pressed against the frosty glass. I can’t quite tell, but I think they’re
about a bucket of range balls?” I beg, hoping Jim will throw me some scraps.
he smirks. “Just don’t slip on the skating rink there on the left.”
cross the bridge expectantly, each of us lugging a well-rounded bucket. Long
months of winter fade into memory as we trudge through the muck laughing like
little children on Christmas morning. Tired golf jokes are funny once more.
The clouds overhead scatter allowing the sun to poke through. Silver
linings are everywhere.
that sand trap by the 150 yard marker?” I point.
no sand trap, that’s a snowdrift.”
on. Use your imaginations. Let’s try to hit it,” says Vance.
you shoot a ball, then it’s my turn,” says Ron.
shoot until someone lands in the trap. Loser hits the rest of his bucket with
his shirt off.”
not worried. I can beat these guys with my eyes closed. The first day of the
year my golf game is together. My swing hasn’t had time to know any better.
There’s a little rust on it, a little frost, but since I have no expectations
of doing well, I am usually tremendous. I tee one up and chip it toward the snow
trap, tingling with anticipation at the long summer stretching before me.
the ball take flight I remember why I love this game.
the wonder of majestic scenery, of course. But it goes far deeper.
love the stillness out here and the talks with my sons as we look for my ball.
love the smell of fresh mown grass and the reminder that life is a walk not a
love the way golf brings my sins bubbling to the surface like no other sport,
reminding me of bad habits I need to work on.
love the amusing grace of a mulligan.
love the way this game has begun to teach me humility.
love the camaraderie of a Texas Scramble, of best ball. Perhaps it’s the
closest some of us get to a church where we care about the other guy’s swing,
where we cheer each other on.
love the discipline of working at something I know I can improve upon.
love the hope I feel before each swing.
even love the embarrassment of forgetting I have golf shoes on and standing at
the checkout line in our small town’s one and only grocery store with little
kids pointing at the “funny old man” who writes those books.
now that I think about it, I don’t even mind winter so much. Maybe next year
I’ll make a concerted effort to complain less. To change my attitude. It’s
one of the best clubs you can have in your bag, I’m told.
say God’s faithfulness is like the seasons. That “as long as the earth
remains, there will be springtime and harvest, cold and heat, winter and summer,
day and night” (Genesis 8:22). It’s the hope every April golfer clings to
where I come from.
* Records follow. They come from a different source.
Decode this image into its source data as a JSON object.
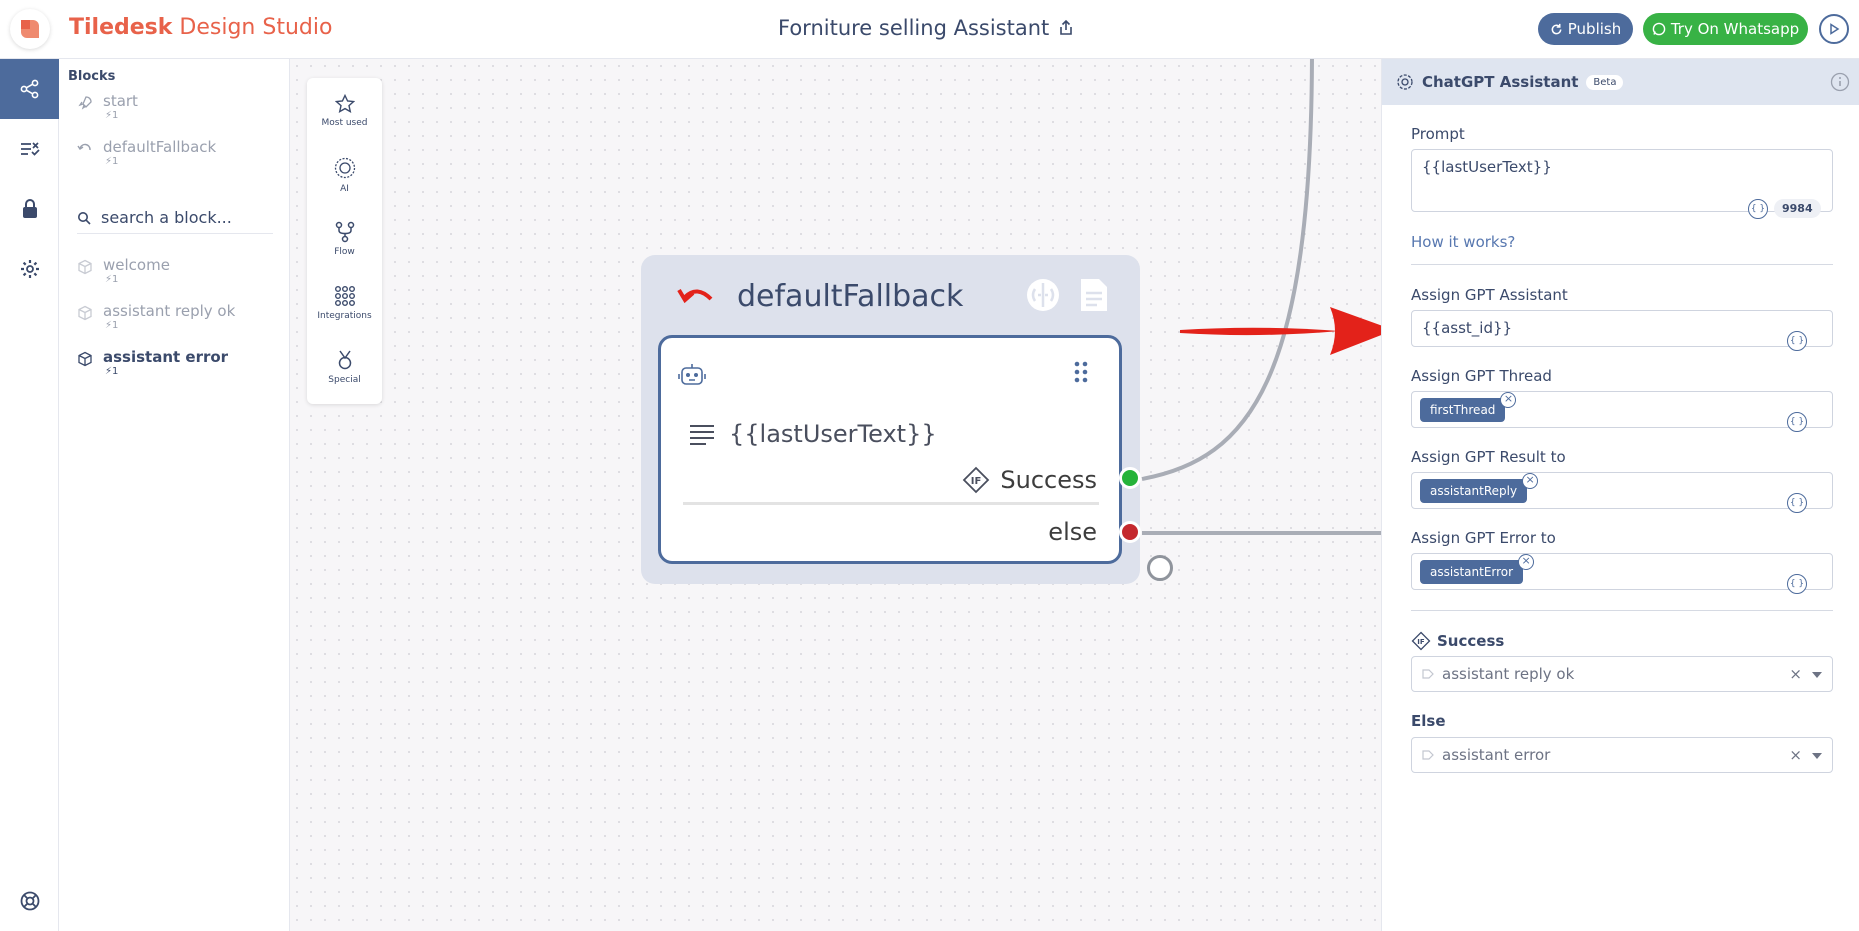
{
  "app": {
    "brand_bold": "Tiledesk",
    "brand_rest": " Design Studio",
    "document_title": "Forniture selling Assistant",
    "publish_label": "Publish",
    "whatsapp_label": "Try On Whatsapp"
  },
  "sidebar": {
    "title": "Blocks",
    "search_placeholder": "search a block...",
    "items_top": [
      {
        "name": "start",
        "count": "1"
      },
      {
        "name": "defaultFallback",
        "count": "1"
      }
    ],
    "items": [
      {
        "name": "welcome",
        "count": "1"
      },
      {
        "name": "assistant reply ok",
        "count": "1"
      },
      {
        "name": "assistant error",
        "count": "1"
      }
    ]
  },
  "palette": {
    "items": [
      "Most used",
      "AI",
      "Flow",
      "Integrations",
      "Special"
    ]
  },
  "node": {
    "title": "defaultFallback",
    "text": "{{lastUserText}}",
    "success_label": "Success",
    "else_label": "else"
  },
  "panel": {
    "title": "ChatGPT Assistant",
    "badge": "Beta",
    "prompt_label": "Prompt",
    "prompt_value": "{{lastUserText}}",
    "prompt_counter": "9984",
    "how_it_works": "How it works?",
    "assistant_label": "Assign GPT Assistant",
    "assistant_value": "{{asst_id}}",
    "thread_label": "Assign GPT Thread",
    "thread_chip": "firstThread",
    "result_label": "Assign GPT Result to",
    "result_chip": "assistantReply",
    "error_label": "Assign GPT Error to",
    "error_chip": "assistantError",
    "success_label": "Success",
    "success_value": "assistant reply ok",
    "else_label": "Else",
    "else_value": "assistant error"
  },
  "colors": {
    "brand": "#e8624a",
    "primary": "#4d6b9c",
    "whatsapp": "#38b245",
    "success_port": "#25b33a",
    "error_port": "#c4282e",
    "arrow": "#e3221a"
  }
}
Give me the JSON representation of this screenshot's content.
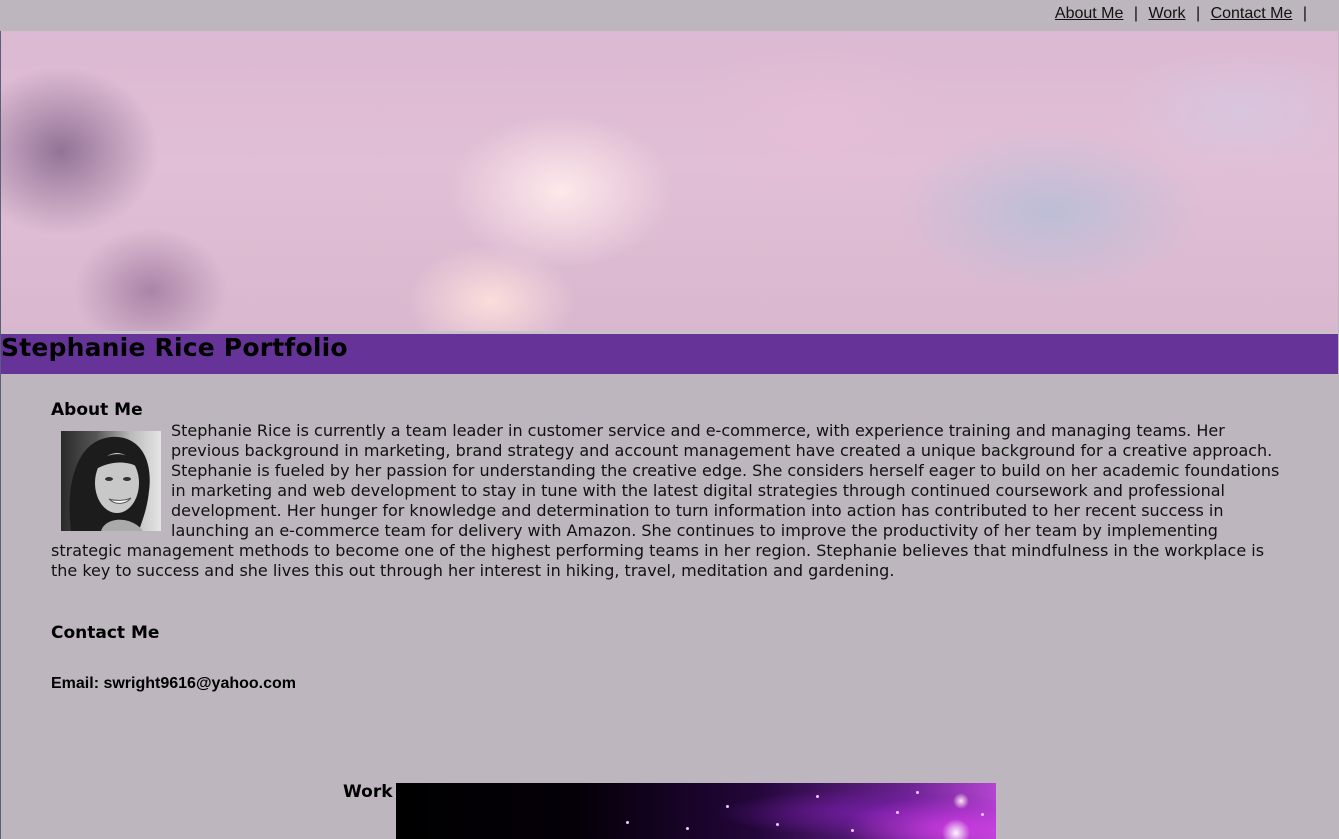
{
  "nav": {
    "links": [
      "About Me",
      "Work",
      "Contact Me"
    ],
    "separator": "|"
  },
  "header": {
    "title": "Stephanie Rice Portfolio",
    "bar_color": "#663399"
  },
  "about": {
    "heading": "About Me",
    "photo_icon": "profile-photo",
    "text": "Stephanie Rice is currently a team leader in customer service and e-commerce, with experience training and managing teams. Her previous background in marketing, brand strategy and account management have created a unique background for a creative approach. Stephanie is fueled by her passion for understanding the creative edge. She considers herself eager to build on her academic foundations in marketing and web development to stay in tune with the latest digital strategies through continued coursework and professional development. Her hunger for knowledge and determination to turn information into action has contributed to her recent success in launching an e-commerce team for delivery with Amazon. She continues to improve the productivity of her team by implementing strategic management methods to become one of the highest performing teams in her region. Stephanie believes that mindfulness in the workplace is the key to success and she lives this out through her interest in hiking, travel, meditation and gardening."
  },
  "contact": {
    "heading": "Contact Me",
    "email_line": "Email: swright9616@yahoo.com"
  },
  "work": {
    "heading": "Work"
  },
  "colors": {
    "page_background": "#bdb6be",
    "text": "#000000"
  }
}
Springtime is a reminder that God’s mercies are new every
morning, that his faithfulness is unending, that he hasn’t failed us yet.
thoughts have me smiling right now. I don’t even mind losing to these guys.
I’ll finish this bucket and then put on my shirt.
the Lord is good. His unfailing
love continues forever, and his faithfulness continues to each generation.”
of the Day:
How have I seen God’s faithfulness in the past year?
of the Day: Always
warm up. If time is short forget the range. Instead, chip and putt. Swing 2
clubs together twenty times. Starting two feet from the cup, drop four balls a
foot apart. Move out a foot only when you sink one. This way you can save $3 a
day on driving range balls. In the average lifetime that’s over $87,000.
[ Order a copy on our secure site ]